--- Data under study Enclosed Below ---

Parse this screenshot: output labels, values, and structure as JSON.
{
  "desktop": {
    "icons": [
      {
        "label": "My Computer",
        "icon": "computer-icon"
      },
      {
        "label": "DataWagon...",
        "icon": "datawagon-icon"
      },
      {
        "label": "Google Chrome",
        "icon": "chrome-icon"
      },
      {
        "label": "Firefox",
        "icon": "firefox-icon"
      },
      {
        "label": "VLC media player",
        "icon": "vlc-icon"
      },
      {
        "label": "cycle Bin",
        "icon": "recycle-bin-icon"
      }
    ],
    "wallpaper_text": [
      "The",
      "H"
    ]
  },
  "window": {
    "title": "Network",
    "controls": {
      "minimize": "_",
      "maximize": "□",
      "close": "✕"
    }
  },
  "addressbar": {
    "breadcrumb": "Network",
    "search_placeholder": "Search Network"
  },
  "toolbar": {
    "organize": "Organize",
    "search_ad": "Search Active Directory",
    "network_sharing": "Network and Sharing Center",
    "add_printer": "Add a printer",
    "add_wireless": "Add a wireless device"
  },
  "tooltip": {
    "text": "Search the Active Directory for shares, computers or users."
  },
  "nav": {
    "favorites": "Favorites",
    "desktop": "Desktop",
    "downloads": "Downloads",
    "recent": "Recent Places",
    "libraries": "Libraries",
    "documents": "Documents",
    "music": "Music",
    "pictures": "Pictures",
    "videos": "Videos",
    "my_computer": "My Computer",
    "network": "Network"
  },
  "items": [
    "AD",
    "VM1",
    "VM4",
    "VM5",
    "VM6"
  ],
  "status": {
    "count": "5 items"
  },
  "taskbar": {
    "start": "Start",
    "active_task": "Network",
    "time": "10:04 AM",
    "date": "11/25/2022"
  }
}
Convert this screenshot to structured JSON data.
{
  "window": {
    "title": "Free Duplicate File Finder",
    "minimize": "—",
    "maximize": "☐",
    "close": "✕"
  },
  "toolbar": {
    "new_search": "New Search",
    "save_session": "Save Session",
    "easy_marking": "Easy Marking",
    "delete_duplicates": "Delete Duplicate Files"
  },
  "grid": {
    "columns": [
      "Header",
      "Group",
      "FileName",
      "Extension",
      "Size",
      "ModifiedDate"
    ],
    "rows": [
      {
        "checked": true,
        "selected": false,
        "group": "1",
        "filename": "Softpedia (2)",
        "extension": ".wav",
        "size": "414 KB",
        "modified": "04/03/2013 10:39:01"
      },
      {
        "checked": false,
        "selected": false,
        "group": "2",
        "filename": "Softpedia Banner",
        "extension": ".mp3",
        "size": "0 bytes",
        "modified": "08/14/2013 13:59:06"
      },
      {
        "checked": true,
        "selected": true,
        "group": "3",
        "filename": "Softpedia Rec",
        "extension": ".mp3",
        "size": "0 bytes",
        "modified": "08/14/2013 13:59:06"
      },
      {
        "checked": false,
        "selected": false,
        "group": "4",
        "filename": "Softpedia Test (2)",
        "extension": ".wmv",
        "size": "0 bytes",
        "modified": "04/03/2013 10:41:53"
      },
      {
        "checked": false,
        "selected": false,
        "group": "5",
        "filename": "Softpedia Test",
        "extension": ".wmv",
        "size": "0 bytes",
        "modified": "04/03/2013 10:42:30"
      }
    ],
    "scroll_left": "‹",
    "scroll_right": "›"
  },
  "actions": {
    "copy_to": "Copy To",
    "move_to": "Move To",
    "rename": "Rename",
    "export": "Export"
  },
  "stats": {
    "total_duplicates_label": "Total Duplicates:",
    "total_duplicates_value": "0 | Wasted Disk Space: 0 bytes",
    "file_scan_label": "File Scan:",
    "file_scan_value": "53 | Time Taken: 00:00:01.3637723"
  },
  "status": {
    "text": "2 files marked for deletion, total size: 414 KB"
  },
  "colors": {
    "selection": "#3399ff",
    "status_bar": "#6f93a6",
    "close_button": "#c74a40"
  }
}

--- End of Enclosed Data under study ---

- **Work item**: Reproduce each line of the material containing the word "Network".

- **Solved problem**:
    "title": "Network",
    "breadcrumb": "Network",
    "search_placeholder": "Search Network"
    "network_sharing": "Network and Sharing Center",
    "network": "Network"
    "active_task": "Network",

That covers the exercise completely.